Spring 2019 Newsletter from the Institute for Global Studies
I am pleased to announce that the Institute for Global Studies has been designated a National Resource Center in international studies by the US Department of Education. As you read the spring newsletter, you will get a good sense of why we deserve this designation.
The stories that follow only begin to capture the expansiveness of our activities. The faculty spotlight on Professor Stuart McLean highlights the ways in which IGS has incorporated the humanities into our core curriculum. This sets global studies at UMN apart from similar programs at our peer institutions.
Sofia Logan, a recent graduate, is a product of this curriculum, pursuing the study of ethnomusicology and history through a global studies lens. Her studies have taken her to multiple sites abroad, deepening her engagement with music and dance. Experiential learning is a requirement for all global studies majors, whether through learning abroad or through internships—or increasingly both.
Anishaa Kamesh is the first recipient of the Arvonne Fraser Fellowship to support internships in human rights organizations. IGS is fortunate to house the Human Rights Program, an international leader in human rights education. It is one of ten centers and programs located in IGS that contribute to our ability to serve as a National Resource Center.
Evelyn Davidheiser, Director
The Fraser Legacy: Fighting for Human Rights
According to undergraduate Anishaa Kamesh, child trafficking is “not what you see in Taken, or what you see on Law and Order.” As one of the first recipients of the Fraser Human Rights Undergraduate Fellowships, she is following in Arvonne Fraser’s footsteps by fighting to end child trafficking—in the US and abroad. Read “The Fraser Legacy: Fighting for Human Rights”.
The Engagement of Imagination
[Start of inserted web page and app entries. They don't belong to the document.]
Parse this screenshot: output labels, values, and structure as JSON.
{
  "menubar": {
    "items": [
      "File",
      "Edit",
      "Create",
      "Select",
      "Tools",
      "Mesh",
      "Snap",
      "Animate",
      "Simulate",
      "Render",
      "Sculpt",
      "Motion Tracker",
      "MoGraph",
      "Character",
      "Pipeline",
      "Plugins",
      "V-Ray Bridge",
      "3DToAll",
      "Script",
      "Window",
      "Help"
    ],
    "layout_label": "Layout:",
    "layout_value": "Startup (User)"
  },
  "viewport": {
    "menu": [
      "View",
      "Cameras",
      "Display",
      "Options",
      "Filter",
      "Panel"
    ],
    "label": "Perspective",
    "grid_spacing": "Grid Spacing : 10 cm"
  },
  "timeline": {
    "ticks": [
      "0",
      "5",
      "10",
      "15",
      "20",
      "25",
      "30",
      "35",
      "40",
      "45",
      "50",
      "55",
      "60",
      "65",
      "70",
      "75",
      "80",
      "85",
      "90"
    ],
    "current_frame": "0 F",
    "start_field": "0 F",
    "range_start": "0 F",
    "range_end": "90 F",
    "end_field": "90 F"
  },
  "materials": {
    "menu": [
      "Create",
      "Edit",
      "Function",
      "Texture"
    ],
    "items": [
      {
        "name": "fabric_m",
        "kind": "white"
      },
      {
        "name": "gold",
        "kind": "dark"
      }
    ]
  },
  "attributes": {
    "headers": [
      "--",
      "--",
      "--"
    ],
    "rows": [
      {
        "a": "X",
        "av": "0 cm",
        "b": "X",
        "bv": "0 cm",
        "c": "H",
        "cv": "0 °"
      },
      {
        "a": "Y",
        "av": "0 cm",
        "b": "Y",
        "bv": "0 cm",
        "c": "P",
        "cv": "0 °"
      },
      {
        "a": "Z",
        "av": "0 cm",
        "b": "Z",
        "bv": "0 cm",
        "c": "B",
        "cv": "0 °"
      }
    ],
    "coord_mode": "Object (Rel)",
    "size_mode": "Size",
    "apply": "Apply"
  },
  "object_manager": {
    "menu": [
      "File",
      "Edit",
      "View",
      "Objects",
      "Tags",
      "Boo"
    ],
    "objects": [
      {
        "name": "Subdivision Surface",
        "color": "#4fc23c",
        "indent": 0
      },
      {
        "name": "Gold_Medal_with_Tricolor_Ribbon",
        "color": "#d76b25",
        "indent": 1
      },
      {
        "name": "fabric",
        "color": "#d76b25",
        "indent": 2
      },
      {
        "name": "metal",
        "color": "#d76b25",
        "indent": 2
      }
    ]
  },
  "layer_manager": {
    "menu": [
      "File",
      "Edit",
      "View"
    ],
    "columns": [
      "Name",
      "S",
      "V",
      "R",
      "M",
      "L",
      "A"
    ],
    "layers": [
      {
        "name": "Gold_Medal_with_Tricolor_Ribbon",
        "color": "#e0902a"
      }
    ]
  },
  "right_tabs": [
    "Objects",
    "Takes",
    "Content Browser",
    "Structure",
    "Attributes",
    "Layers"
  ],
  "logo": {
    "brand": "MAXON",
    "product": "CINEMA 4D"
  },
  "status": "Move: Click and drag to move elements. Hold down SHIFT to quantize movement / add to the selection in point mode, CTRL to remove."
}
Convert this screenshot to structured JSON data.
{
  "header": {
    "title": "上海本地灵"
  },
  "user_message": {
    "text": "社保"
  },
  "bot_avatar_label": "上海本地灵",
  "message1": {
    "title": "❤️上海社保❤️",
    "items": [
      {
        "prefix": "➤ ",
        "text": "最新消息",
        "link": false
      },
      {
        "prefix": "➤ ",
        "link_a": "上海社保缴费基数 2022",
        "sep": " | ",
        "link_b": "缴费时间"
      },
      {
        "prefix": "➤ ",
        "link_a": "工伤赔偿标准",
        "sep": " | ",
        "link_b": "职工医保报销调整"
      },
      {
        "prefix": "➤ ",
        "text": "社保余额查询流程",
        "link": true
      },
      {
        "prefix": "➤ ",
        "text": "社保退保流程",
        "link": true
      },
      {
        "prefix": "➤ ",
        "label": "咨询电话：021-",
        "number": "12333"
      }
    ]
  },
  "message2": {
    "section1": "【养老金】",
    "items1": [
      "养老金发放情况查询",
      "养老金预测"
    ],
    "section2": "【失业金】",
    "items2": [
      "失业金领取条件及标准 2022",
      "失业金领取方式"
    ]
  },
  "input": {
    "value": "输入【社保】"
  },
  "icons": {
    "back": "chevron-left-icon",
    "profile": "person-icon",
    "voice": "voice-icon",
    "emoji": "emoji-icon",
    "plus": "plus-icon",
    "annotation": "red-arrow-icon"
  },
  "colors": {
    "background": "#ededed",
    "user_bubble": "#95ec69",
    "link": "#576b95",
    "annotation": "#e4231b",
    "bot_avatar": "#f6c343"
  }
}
How can the social sciences learn from the humanities? Global studies and anthropology professor Stuart McLean bridges the gap between the two in his book Fictionalizing Anthropology. McLean argues that art is entwined with human culture, and because of this, an interdisciplinary approach is necessary. Read “The Engagement of Imagination”.
A Degree Abroad: Four Trips, Four Years
Ethnomusicology is the study of music from different cultures, specifically non-western culture. Sofia Logan has studied in Ecuador, Cuba, India, and Brazil. All four times, she’s managed to pursue her passion for ethnomusicology, the crossroad of music and culture. Read “A Degree Abroad: Four Trips, Four Years”.